Start of Data for processing
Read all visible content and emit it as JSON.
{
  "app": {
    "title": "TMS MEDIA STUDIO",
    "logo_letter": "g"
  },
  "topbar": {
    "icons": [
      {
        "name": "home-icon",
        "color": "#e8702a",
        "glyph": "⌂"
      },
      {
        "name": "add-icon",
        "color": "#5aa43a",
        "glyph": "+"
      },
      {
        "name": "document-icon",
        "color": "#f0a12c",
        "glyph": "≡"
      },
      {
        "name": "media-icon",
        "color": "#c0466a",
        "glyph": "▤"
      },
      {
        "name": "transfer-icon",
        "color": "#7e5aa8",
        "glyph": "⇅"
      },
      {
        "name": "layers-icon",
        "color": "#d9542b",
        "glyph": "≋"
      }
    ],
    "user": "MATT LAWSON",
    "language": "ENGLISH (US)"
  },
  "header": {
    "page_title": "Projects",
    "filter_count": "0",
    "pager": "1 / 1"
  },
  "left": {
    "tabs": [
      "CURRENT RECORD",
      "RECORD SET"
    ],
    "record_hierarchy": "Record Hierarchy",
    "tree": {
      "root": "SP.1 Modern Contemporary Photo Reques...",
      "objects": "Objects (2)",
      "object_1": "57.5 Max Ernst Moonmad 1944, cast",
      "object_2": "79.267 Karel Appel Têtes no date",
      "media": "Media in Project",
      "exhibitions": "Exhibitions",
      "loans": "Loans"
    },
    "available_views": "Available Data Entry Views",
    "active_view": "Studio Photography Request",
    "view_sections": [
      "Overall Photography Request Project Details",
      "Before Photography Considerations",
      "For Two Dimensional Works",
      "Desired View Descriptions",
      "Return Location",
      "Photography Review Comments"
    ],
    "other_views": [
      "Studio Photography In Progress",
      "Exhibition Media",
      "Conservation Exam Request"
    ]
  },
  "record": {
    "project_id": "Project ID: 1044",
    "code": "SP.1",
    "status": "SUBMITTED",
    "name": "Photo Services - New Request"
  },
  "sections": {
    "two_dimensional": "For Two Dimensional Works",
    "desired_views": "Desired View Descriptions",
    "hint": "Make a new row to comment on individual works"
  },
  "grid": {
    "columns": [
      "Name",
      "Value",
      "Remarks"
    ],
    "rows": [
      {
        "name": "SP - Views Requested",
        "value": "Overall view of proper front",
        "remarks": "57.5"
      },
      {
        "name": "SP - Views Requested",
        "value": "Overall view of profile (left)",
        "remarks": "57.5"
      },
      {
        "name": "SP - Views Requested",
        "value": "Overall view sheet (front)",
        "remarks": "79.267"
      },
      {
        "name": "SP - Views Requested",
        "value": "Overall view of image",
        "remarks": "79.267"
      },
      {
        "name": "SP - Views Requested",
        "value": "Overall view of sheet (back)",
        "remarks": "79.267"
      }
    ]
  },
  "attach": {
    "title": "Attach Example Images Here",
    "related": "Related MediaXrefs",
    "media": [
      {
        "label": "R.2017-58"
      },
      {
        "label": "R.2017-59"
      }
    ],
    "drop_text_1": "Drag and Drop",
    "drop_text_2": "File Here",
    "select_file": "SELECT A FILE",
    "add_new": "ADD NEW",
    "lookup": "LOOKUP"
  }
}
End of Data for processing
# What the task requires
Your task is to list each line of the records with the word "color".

# Finished task
        "color": "#e8702a",
        "color": "#5aa43a",
        "color": "#f0a12c",
        "color": "#c0466a",
        "color": "#7e5aa8",
        "color": "#d9542b",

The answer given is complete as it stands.